WHAT YOU ARE ASKED TO DO:
Every line of the records below that has the word "JSON" should be copied.

SOURCE DATA:
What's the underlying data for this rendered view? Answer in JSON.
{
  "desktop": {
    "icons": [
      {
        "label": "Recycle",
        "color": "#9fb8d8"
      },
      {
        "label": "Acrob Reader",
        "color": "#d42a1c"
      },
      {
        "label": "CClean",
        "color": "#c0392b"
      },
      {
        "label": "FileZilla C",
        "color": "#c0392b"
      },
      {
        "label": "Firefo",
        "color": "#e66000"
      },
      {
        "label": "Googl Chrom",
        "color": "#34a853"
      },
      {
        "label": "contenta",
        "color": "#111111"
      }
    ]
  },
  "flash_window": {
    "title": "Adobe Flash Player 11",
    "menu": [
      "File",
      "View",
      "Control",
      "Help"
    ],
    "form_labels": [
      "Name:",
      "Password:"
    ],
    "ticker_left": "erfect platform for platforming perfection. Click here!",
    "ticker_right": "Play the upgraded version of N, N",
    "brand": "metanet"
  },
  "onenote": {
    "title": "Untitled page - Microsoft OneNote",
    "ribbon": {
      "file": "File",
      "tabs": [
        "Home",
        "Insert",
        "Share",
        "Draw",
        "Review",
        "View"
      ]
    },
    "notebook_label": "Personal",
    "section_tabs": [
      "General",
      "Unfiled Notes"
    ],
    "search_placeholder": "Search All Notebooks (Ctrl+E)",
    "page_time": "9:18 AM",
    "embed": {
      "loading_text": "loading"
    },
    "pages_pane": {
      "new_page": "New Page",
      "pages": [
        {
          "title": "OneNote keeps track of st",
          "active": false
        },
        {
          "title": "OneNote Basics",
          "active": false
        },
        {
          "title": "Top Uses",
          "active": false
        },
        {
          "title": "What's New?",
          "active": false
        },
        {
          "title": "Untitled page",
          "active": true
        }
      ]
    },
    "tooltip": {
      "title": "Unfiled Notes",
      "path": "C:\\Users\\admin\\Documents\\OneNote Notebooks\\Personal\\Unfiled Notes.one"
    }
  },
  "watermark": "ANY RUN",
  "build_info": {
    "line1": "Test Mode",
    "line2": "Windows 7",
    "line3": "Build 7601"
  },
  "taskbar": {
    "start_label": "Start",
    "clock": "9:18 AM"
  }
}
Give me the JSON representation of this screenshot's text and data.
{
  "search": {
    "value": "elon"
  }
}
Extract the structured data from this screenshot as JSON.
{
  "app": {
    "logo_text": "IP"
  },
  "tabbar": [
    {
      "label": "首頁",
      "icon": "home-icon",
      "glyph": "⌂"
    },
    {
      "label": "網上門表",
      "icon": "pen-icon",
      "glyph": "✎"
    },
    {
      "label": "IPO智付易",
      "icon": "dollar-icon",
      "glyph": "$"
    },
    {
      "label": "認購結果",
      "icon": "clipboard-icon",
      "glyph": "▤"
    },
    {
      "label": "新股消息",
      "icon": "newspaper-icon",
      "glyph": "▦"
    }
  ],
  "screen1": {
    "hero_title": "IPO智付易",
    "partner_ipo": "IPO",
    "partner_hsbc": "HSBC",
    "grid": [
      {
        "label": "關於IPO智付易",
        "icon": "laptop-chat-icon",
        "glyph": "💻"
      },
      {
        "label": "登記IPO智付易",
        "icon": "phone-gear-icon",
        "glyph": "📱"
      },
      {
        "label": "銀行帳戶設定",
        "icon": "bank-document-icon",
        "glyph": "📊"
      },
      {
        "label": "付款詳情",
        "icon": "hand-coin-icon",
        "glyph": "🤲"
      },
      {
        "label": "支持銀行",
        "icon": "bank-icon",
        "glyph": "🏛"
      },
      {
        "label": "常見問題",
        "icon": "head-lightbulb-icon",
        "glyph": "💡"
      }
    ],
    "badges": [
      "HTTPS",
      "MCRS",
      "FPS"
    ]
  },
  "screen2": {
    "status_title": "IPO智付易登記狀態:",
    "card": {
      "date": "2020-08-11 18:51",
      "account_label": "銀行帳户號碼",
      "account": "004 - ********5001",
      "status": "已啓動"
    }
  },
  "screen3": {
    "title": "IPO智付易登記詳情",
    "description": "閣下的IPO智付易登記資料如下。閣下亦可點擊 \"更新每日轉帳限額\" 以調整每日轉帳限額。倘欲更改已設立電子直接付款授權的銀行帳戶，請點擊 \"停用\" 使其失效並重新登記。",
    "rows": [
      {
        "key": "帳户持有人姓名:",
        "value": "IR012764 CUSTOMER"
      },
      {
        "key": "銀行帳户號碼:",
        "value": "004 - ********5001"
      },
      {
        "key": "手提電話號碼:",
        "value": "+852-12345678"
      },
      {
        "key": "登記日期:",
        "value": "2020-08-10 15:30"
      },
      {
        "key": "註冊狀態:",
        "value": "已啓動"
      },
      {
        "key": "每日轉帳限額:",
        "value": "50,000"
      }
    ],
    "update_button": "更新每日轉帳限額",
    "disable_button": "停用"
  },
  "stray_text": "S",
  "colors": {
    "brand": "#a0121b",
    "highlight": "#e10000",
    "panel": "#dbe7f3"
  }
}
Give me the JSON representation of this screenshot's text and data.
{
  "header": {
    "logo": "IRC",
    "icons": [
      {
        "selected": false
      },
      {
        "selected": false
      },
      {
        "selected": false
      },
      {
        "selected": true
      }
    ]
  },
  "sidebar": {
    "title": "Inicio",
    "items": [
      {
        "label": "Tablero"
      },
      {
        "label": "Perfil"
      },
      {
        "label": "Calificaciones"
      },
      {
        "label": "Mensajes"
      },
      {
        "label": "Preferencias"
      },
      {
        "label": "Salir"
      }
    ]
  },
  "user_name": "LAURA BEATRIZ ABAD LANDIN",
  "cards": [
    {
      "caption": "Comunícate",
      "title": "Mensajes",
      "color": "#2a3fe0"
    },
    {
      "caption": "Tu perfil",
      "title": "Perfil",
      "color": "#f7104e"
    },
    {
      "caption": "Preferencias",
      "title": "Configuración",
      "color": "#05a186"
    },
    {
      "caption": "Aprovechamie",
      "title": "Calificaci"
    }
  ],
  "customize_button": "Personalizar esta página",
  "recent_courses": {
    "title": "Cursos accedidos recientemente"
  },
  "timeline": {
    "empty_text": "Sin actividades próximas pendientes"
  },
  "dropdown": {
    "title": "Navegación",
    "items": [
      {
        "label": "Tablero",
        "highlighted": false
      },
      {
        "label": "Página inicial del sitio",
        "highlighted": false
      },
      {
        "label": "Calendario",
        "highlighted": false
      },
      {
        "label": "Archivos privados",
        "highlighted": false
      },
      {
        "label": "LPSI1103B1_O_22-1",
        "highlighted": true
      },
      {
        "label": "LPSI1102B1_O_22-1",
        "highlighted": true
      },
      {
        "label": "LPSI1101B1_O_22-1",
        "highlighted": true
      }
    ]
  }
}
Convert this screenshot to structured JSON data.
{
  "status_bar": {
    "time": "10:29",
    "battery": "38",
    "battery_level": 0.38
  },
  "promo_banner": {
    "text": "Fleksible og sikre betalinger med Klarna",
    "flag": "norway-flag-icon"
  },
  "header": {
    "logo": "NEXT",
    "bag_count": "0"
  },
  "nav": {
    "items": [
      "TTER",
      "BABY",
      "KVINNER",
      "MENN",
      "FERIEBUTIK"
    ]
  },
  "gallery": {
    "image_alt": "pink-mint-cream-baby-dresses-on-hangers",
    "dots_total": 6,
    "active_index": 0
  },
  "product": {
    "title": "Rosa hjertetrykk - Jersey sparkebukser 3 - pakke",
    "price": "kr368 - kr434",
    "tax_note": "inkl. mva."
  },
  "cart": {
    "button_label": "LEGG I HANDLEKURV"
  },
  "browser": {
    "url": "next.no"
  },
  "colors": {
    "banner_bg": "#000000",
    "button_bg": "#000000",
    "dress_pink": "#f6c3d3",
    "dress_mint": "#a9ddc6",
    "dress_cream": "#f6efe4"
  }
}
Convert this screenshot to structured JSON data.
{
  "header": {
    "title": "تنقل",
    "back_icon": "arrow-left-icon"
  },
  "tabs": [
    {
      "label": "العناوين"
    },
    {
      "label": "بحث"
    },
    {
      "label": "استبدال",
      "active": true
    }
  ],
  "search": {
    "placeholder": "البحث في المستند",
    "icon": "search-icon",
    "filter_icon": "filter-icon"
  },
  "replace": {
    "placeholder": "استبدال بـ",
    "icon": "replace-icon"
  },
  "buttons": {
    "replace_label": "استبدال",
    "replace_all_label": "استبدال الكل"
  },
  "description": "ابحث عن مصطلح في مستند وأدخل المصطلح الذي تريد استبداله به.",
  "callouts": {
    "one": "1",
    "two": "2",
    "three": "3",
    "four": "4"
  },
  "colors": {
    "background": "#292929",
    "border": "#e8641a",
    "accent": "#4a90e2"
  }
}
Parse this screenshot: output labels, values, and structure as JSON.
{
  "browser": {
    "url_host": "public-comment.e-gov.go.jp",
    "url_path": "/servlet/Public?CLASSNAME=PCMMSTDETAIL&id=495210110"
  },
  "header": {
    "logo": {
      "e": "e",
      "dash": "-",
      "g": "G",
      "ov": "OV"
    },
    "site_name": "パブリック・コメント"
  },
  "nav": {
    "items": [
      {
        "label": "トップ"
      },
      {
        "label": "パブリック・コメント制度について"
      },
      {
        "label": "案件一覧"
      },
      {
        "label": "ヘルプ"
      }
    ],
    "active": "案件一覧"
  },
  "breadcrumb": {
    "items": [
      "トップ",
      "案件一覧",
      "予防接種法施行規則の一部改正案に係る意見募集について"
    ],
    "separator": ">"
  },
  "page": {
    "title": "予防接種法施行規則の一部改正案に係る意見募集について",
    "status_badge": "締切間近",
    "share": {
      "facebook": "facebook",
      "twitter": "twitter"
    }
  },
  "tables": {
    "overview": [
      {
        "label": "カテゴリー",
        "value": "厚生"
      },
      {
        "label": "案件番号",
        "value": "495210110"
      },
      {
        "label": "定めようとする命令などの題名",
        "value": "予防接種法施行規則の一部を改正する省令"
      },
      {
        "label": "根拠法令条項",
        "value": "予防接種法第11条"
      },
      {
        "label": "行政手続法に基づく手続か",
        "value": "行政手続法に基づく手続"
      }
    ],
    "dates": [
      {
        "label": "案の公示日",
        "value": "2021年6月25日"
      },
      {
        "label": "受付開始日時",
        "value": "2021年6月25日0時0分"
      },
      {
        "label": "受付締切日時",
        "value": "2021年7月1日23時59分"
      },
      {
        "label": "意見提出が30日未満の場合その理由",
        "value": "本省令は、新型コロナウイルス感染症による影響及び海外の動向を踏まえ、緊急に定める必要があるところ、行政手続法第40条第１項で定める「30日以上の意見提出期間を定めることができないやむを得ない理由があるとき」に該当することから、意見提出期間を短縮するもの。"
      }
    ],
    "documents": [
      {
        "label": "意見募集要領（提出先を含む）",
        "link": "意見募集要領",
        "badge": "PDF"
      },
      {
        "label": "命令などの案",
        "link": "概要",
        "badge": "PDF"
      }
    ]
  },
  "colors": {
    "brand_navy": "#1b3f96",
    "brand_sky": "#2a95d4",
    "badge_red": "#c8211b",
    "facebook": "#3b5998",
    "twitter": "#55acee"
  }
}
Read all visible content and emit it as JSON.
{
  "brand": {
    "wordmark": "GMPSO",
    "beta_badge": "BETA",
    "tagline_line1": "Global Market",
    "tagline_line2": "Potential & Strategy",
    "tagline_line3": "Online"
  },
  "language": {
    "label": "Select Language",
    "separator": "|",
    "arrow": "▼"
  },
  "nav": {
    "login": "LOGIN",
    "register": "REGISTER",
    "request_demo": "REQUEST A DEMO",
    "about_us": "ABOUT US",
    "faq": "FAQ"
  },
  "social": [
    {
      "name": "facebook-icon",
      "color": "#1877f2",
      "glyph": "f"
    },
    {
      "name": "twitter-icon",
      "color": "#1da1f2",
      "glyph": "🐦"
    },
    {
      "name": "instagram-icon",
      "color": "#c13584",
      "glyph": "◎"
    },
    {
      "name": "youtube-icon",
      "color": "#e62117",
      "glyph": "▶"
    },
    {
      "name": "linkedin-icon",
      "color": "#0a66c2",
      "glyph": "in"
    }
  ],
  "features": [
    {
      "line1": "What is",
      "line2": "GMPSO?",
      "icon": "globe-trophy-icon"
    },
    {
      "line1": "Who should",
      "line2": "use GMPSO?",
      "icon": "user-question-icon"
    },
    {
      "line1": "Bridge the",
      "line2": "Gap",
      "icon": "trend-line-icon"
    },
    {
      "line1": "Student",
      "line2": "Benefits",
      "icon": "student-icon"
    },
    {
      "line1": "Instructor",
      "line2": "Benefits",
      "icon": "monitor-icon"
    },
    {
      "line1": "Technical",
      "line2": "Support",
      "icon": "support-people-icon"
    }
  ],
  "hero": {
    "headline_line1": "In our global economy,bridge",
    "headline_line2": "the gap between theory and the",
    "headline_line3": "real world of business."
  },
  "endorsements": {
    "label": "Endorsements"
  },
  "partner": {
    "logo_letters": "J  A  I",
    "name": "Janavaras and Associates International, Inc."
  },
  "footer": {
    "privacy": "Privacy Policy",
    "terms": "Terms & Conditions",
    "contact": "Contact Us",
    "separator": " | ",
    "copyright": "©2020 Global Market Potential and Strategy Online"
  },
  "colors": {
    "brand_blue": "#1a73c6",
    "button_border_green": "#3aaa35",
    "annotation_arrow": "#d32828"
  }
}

EXERCISE ANSWER:
What's the underlying data for this rendered view? Answer in JSON.
Give me the JSON representation of this screenshot's text and data.
Extract the structured data from this screenshot as JSON.
Give me the JSON representation of this screenshot's text and data.
Convert this screenshot to structured JSON data.
Convert this screenshot to structured JSON data.
Parse this screenshot: output labels, values, and structure as JSON.
Read all visible content and emit it as JSON.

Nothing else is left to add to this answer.